What Being American Indian Means to Me: In Recognition of Native American Heritage Month
By: Randella Bluehouse

November is Native American Heritage Month and November 29, 2013 is Native American Heritage Day. What does this mean to me? I am American Indian of Navajo descent. I was raised on the Navajo Nation all my life. Since I grew up on the Navajo Nation I thought the world was like me. I was taught in school that I am American and I accepted that. I was taught at home to be a good and capable person.

I had inadequate preparation in our public school so I never contemplated going off to college. My mother on the other hand had other dreams for me. She filled out my paperwork to attend the local community college. It was there that I began to consider going away to attend University, and of course, mother helped me to apply. Fortunately, I was able to graduate from the University with dual degrees in the discipline of human services. Today I am using the educational skills I acquired to help create better opportunities for Older Indians.
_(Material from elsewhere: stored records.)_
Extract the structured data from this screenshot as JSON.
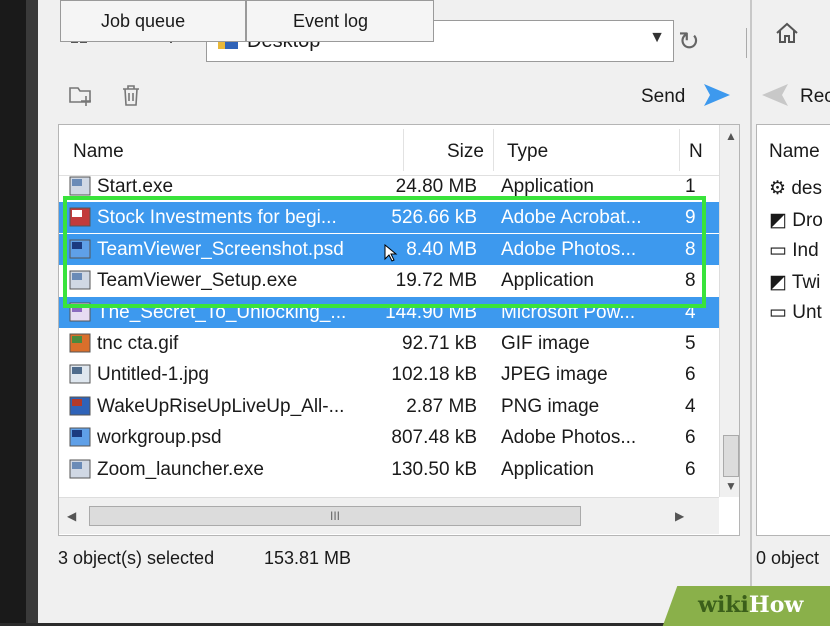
{
  "address_bar": {
    "path": "Desktop"
  },
  "toolbar": {
    "send_label": "Send"
  },
  "columns": {
    "name": "Name",
    "size": "Size",
    "type": "Type",
    "more": "N"
  },
  "files": [
    {
      "name": "Start.exe",
      "size": "24.80 MB",
      "type": "Application",
      "extra": "1",
      "icon": "exe-icon",
      "selected": false
    },
    {
      "name": "Stock Investments for begi...",
      "size": "526.66 kB",
      "type": "Adobe Acrobat...",
      "extra": "9",
      "icon": "pdf-icon",
      "selected": true
    },
    {
      "name": "TeamViewer_Screenshot.psd",
      "size": "8.40 MB",
      "type": "Adobe Photos...",
      "extra": "8",
      "icon": "psd-icon",
      "selected": true
    },
    {
      "name": "TeamViewer_Setup.exe",
      "size": "19.72 MB",
      "type": "Application",
      "extra": "8",
      "icon": "exe-icon",
      "selected": false
    },
    {
      "name": "The_Secret_To_Unlocking_...",
      "size": "144.90 MB",
      "type": "Microsoft Pow...",
      "extra": "4",
      "icon": "ppt-icon",
      "selected": true
    },
    {
      "name": "tnc cta.gif",
      "size": "92.71 kB",
      "type": "GIF image",
      "extra": "5",
      "icon": "gif-icon",
      "selected": false
    },
    {
      "name": "Untitled-1.jpg",
      "size": "102.18 kB",
      "type": "JPEG image",
      "extra": "6",
      "icon": "jpg-icon",
      "selected": false
    },
    {
      "name": "WakeUpRiseUpLiveUp_All-...",
      "size": "2.87 MB",
      "type": "PNG image",
      "extra": "4",
      "icon": "png-icon",
      "selected": false
    },
    {
      "name": "workgroup.psd",
      "size": "807.48 kB",
      "type": "Adobe Photos...",
      "extra": "6",
      "icon": "psd-icon",
      "selected": false
    },
    {
      "name": "Zoom_launcher.exe",
      "size": "130.50 kB",
      "type": "Application",
      "extra": "6",
      "icon": "exe-icon",
      "selected": false
    }
  ],
  "status": {
    "selected_count": "3 object(s) selected",
    "selected_size": "153.81 MB"
  },
  "tabs": [
    "Job queue",
    "Event log"
  ],
  "hscroll_grip": "III",
  "right_pane": {
    "toolbar_label": "Rec",
    "header": "Name",
    "items": [
      "des",
      "Dro",
      "Ind",
      "Twi",
      "Unt"
    ],
    "status": "0 object"
  },
  "watermark": "wikiHow"
}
I know that many America Indian people gave up land, resources, language, culture and complete sovereignty in the name of the English colonization westward. Many atrocities were committed against American Indian People in the taking of the land and cultural livelihood.

It still bothers my soul, that in many circumstances “Americans” know very little about the history and significant role the first Americans played in the creation of this nation — our ancestors opened the door to the establishment of the United States of America. It is from the first people that indigenous healing herbs, plants, animals, and political structure have effectively influenced the United States and other countries today.
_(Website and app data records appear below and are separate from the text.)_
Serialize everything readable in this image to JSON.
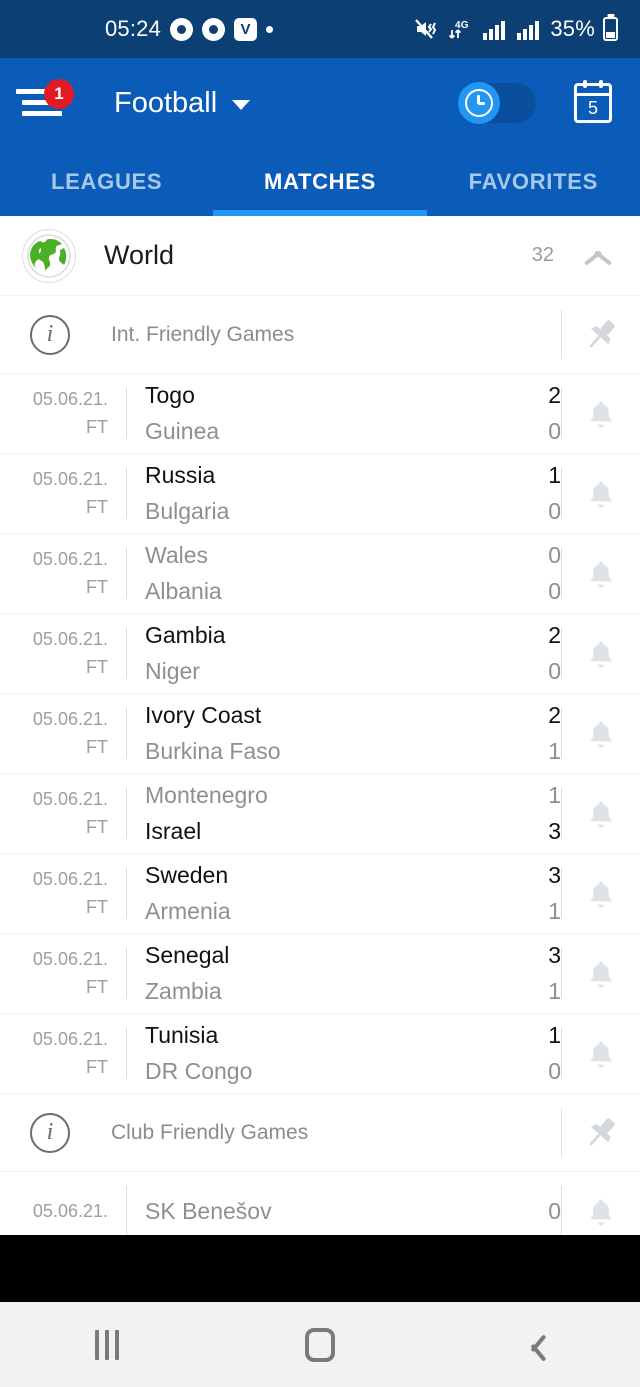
{
  "status_bar": {
    "time": "05:24",
    "battery_percent": "35%",
    "network": "4G",
    "icons": [
      "media-player-icon",
      "chrome-icon",
      "vivaldi-icon",
      "dot-icon",
      "mute-vibrate-icon",
      "4g-data-icon",
      "signal-bars-icon",
      "signal-bars-2-icon",
      "battery-icon"
    ]
  },
  "app_bar": {
    "menu_badge": "1",
    "title": "Football",
    "toggle_state": "off",
    "calendar_day": "5"
  },
  "tabs": [
    {
      "label": "LEAGUES",
      "active": false
    },
    {
      "label": "MATCHES",
      "active": true
    },
    {
      "label": "FAVORITES",
      "active": false
    }
  ],
  "country": {
    "name": "World",
    "count": "32",
    "collapse_icon": "chevron-up-icon"
  },
  "sections": [
    {
      "league": "Int. Friendly Games",
      "matches": [
        {
          "date": "05.06.21.",
          "status": "FT",
          "home": "Togo",
          "away": "Guinea",
          "home_score": "2",
          "away_score": "0",
          "home_win": true,
          "away_win": false
        },
        {
          "date": "05.06.21.",
          "status": "FT",
          "home": "Russia",
          "away": "Bulgaria",
          "home_score": "1",
          "away_score": "0",
          "home_win": true,
          "away_win": false
        },
        {
          "date": "05.06.21.",
          "status": "FT",
          "home": "Wales",
          "away": "Albania",
          "home_score": "0",
          "away_score": "0",
          "home_win": false,
          "away_win": false
        },
        {
          "date": "05.06.21.",
          "status": "FT",
          "home": "Gambia",
          "away": "Niger",
          "home_score": "2",
          "away_score": "0",
          "home_win": true,
          "away_win": false
        },
        {
          "date": "05.06.21.",
          "status": "FT",
          "home": "Ivory Coast",
          "away": "Burkina Faso",
          "home_score": "2",
          "away_score": "1",
          "home_win": true,
          "away_win": false
        },
        {
          "date": "05.06.21.",
          "status": "FT",
          "home": "Montenegro",
          "away": "Israel",
          "home_score": "1",
          "away_score": "3",
          "home_win": false,
          "away_win": true
        },
        {
          "date": "05.06.21.",
          "status": "FT",
          "home": "Sweden",
          "away": "Armenia",
          "home_score": "3",
          "away_score": "1",
          "home_win": true,
          "away_win": false
        },
        {
          "date": "05.06.21.",
          "status": "FT",
          "home": "Senegal",
          "away": "Zambia",
          "home_score": "3",
          "away_score": "1",
          "home_win": true,
          "away_win": false
        },
        {
          "date": "05.06.21.",
          "status": "FT",
          "home": "Tunisia",
          "away": "DR Congo",
          "home_score": "1",
          "away_score": "0",
          "home_win": true,
          "away_win": false
        }
      ]
    },
    {
      "league": "Club Friendly Games",
      "matches": [
        {
          "date": "05.06.21.",
          "status": "",
          "home": "SK Benešov",
          "away": "",
          "home_score": "0",
          "away_score": "",
          "home_win": false,
          "away_win": false
        }
      ]
    }
  ],
  "nav_bar": {
    "recents_label": "recents-button",
    "home_label": "home-button",
    "back_label": "back-button"
  },
  "colors": {
    "status_bar": "#0c3f73",
    "app_bar": "#0b5cb8",
    "tab_indicator": "#2196f3",
    "badge": "#e01b24",
    "globe_green": "#4caf28"
  }
}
I believe the United States is a great nation. I also believe that American Indians are a great people. It is strange how American Indians are often viewed by society as “uncivilized or supernatural.” I recall a time that I met a young lady at a leadership conference in D.C. She was surprised to discover that I was American Indian. In her excitement she clamored from her mouth — “Wow, it’s like meeting a unicorn!”

I am proud to be born in America. I am proud to come from a resilient, brilliant, strong nation of Indian people. I also wish that there was a greater connection and cooperation between Indian Governments, State Governments and the Federal Government. The policies and boundaries that are artificially erected due to a lack of understanding — separate our intent to live together in prosperity.

November is Native American Heritage Month. Read and learn about other cultures this month. Talk to a person that is different from you and make a new friend. Know the true history of America — good and bad. Acknowledge that every race and culture throughout this nation is what makes up the United States of America – together we are a great Nation.

Randella Bluehouse is the Executive Director of the National Indian Council on Aging, Inc. (NICOA). The opinions expressed in this article are those of the author and do not necessarily reflect those of the Diverse Elders Coalition.